Halifax city councillors have now committed $20 million of taxpayer money to a for-profit, 24,000-seat pro sports stadium for a not-yet-existent CFL franchise. The tax dollars will come only if councillors approve the location and only after it’s completed. Council has said the city won’t cover all-too-common cost overruns or other liabilities.
But $20 million is a huge chunk of change that the city can’t afford. The 10-7 vote on council reflected this, with opposing councillors arguing that libraries and police and fire department facilities are higher priorities.
There are good reasons to be wary. The Manitoba government, for example, wrote off $200 million in CFL stadium debt in what the premier there called “an unsustainable scam.”
The question now is whether McNeil will make a similar mistake.
“Now, it’s over to the province to make their decision on if and how they will participate. The concepts of hotel tax levy increases and car rental taxes are simply that,” said Anthony LeBlanc, co-owner of Schooner Sports and Entertainment.
The lack of logic is stunning. LeBlanc wants to double a tax on every hotel across the province, every night of the year, to pay for a stadium that might host a dozen CFL games per season. He expects those employed in tourism from Yarmouth to Meat Cove to take the blow of further increased consumer costs thanks to a new car rental tax.
That’s a blow Nova Scotia can’t afford. Tourism numbers are down. The number of non-resident overnight visitors to Nova Scotia decreased 13 per cent in September 2019 versus 2018, according to Tourism NS.
Consider, too, the risk to Nova Scotia taxpayers. The Schooners executives’ plan is based on assumed ticket sales of 96 per cent – rather aggressive considering the Saskatchewan Roughriders, with their rabid fanbase, only got 87 per cent attendance at their regular season finale. In fact, attendance is always a struggle. If this so-called business plan with pie-in-the-sky projections needs millions from taxpayers just to get started, it’s a good bet there will be more demands when reality bites.
But, regardless of the details, McNeil will have to reject this plan for a more fundamental reason: the province simply can’t afford it.
Been to an emergency room lately? Many ERs are putting up closed signs. How about a walk-in clinic? Nova Scotia has the longest wait times in the country, according to the 2019 Medimap Clinic Wait Time Index. In fact, Nova Scotia’s health care wait times are among the longest in the country, the Fraser Institute found.
With an aging population, McNeil has to stick to his laudable balanced operational budgets – and balance the infrastructure budget, too. The provincial debt is over $15 billion – about $15,800 per person – so increasing the debt burden for young taxpayers is simply not an option.
Nova Scotians understand the situation. According to the results of a freedom of information request, letters to the province opposing tax dollars for the stadium out number those in favour by more than five to one. For the moment, McNeil is noncommittal, but he needs to listen to Nova Scotians say no to a deal the province can’t afford.
The first rule of business is to stay in business.
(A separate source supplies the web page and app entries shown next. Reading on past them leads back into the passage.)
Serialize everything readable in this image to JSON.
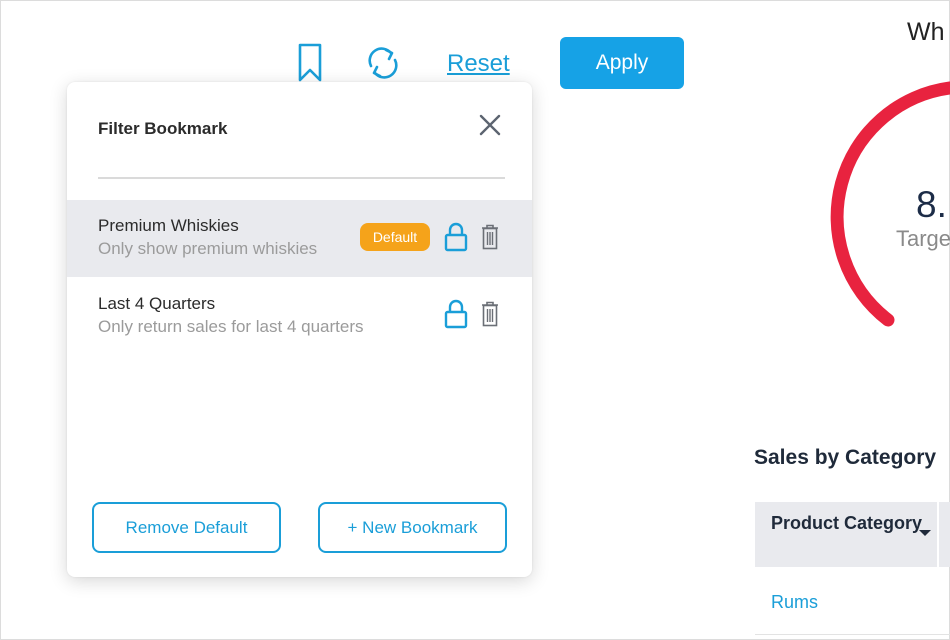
{
  "toolbar": {
    "reset_label": "Reset",
    "apply_label": "Apply",
    "icons": [
      "bookmark-icon",
      "refresh-icon"
    ]
  },
  "background": {
    "title_fragment": "Wh",
    "gauge": {
      "value_fragment": "8.",
      "label_fragment": "Targe",
      "color": "#e8233f"
    },
    "sales_title": "Sales by Category",
    "table": {
      "header": "Product Category",
      "rows": [
        "Rums"
      ]
    }
  },
  "panel": {
    "title": "Filter Bookmark",
    "search_value": "",
    "bookmarks": [
      {
        "name": "Premium Whiskies",
        "description": "Only show premium whiskies",
        "badge": "Default",
        "active": true
      },
      {
        "name": "Last 4 Quarters",
        "description": "Only return sales for last 4 quarters",
        "badge": "",
        "active": false
      }
    ],
    "remove_default_label": "Remove Default",
    "new_bookmark_label": "+ New Bookmark"
  },
  "colors": {
    "accent": "#1a9ed8",
    "apply_bg": "#16a2e6",
    "badge": "#f5a31a",
    "gauge": "#e8233f",
    "active_row": "#e9eaee"
  }
}
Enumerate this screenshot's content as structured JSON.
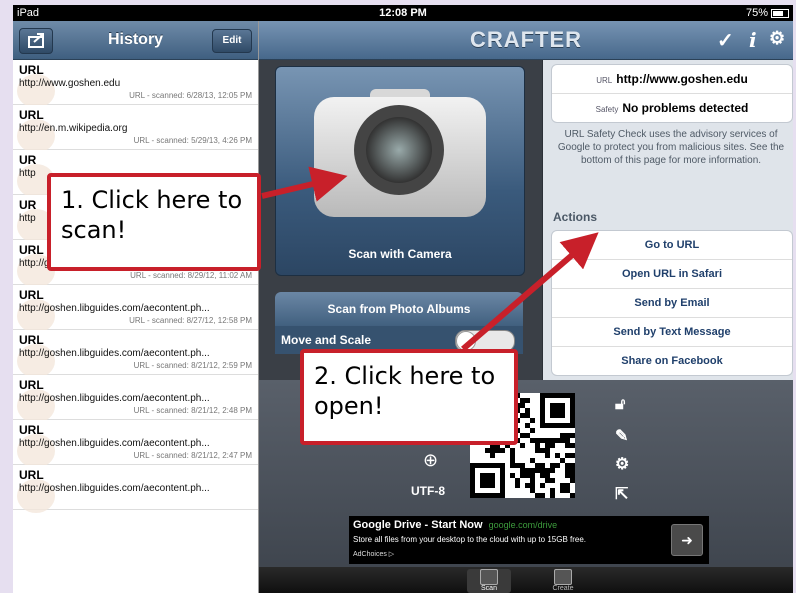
{
  "status": {
    "carrier": "iPad",
    "time": "12:08 PM",
    "battery": "75%"
  },
  "history": {
    "title": "History",
    "edit_label": "Edit",
    "items": [
      {
        "type": "URL",
        "url": "http://www.goshen.edu",
        "date": "URL - scanned: 6/28/13, 12:05 PM"
      },
      {
        "type": "URL",
        "url": "http://en.m.wikipedia.org",
        "date": "URL - scanned: 5/29/13, 4:26 PM"
      },
      {
        "type": "UR",
        "url": "http",
        "date": ""
      },
      {
        "type": "UR",
        "url": "http",
        "date": ""
      },
      {
        "type": "URL",
        "url": "http://goshen.libguides.com/aecontent.ph...",
        "date": "URL - scanned: 8/29/12, 11:02 AM"
      },
      {
        "type": "URL",
        "url": "http://goshen.libguides.com/aecontent.ph...",
        "date": "URL - scanned: 8/27/12, 12:58 PM"
      },
      {
        "type": "URL",
        "url": "http://goshen.libguides.com/aecontent.ph...",
        "date": "URL - scanned: 8/21/12, 2:59 PM"
      },
      {
        "type": "URL",
        "url": "http://goshen.libguides.com/aecontent.ph...",
        "date": "URL - scanned: 8/21/12, 2:48 PM"
      },
      {
        "type": "URL",
        "url": "http://goshen.libguides.com/aecontent.ph...",
        "date": "URL - scanned: 8/21/12, 2:47 PM"
      },
      {
        "type": "URL",
        "url": "http://goshen.libguides.com/aecontent.ph...",
        "date": ""
      }
    ]
  },
  "header": {
    "brand": "CRAFTER",
    "check_icon": "checkmark-icon",
    "info_icon": "info-icon",
    "settings_icon": "gear-icon"
  },
  "scan": {
    "camera_label": "Scan with Camera",
    "albums_label": "Scan from Photo Albums",
    "move_scale_label": "Move and Scale",
    "toggle_text": "O"
  },
  "result": {
    "url_key": "URL",
    "url_value": "http://www.goshen.edu",
    "safety_key": "Safety",
    "safety_value": "No problems detected",
    "note": "URL Safety Check uses the advisory services of Google to protect you from malicious sites. See the bottom of this page for more information.",
    "actions_title": "Actions",
    "actions": [
      "Go to URL",
      "Open URL in Safari",
      "Send by Email",
      "Send by Text Message",
      "Share on Facebook"
    ]
  },
  "bottom": {
    "encoding": "UTF-8"
  },
  "ad": {
    "title": "Google Drive - Start Now",
    "domain": "google.com/drive",
    "subtitle": "Store all files from your desktop to the cloud with up to 15GB free.",
    "choices": "AdChoices ▷"
  },
  "tabs": {
    "scan": "Scan",
    "create": "Create"
  },
  "callouts": {
    "scan": "1. Click here to scan!",
    "open": "2. Click here to open!"
  },
  "colors": {
    "callout_border": "#c8202a",
    "header_blue": "#47688b"
  }
}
If the business case is solid, these executives should have no problem paying for their own stadium. Halifax taxpayers may already be out tens of millions of dollars, but McNeil should resist the pro-sports welfare temptation and keep his eye on the ball – and the balanced budget.
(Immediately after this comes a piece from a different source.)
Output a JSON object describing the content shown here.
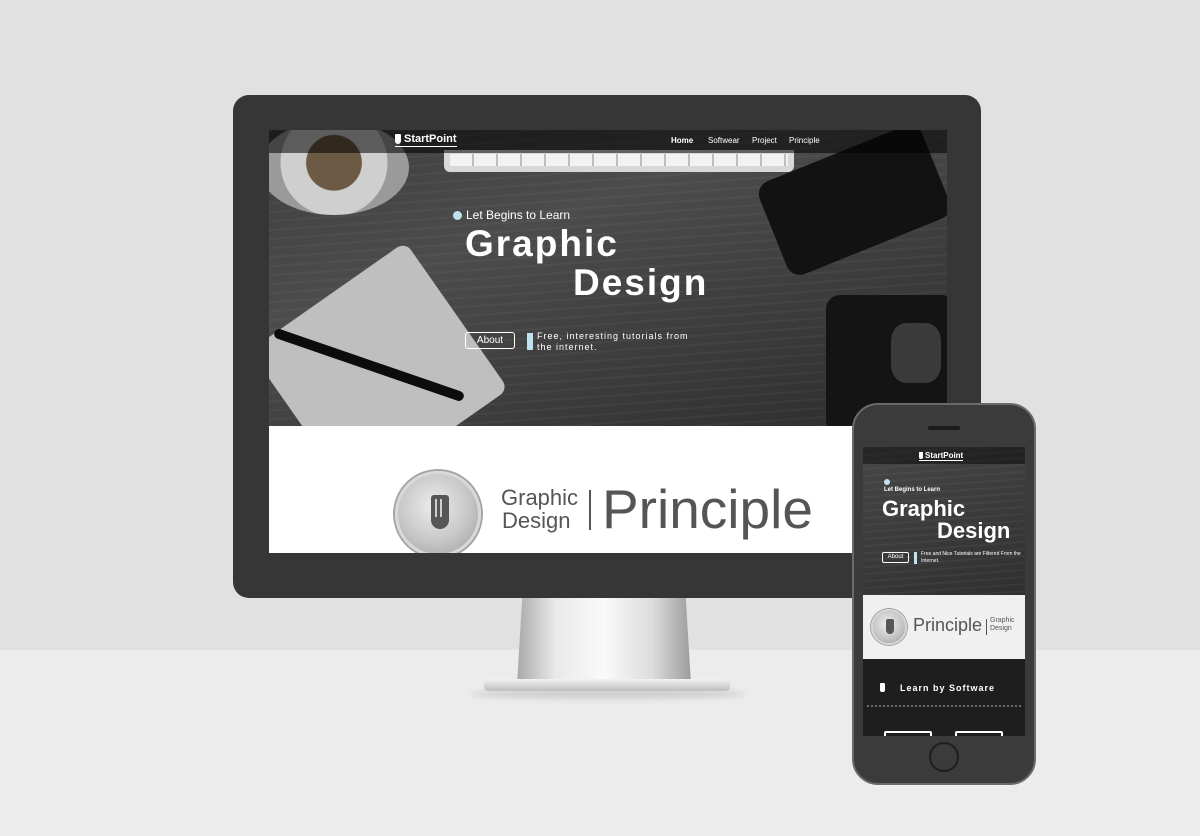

Paige MacPherson is Atlantic Director of the Canadian Taxpayers Federation.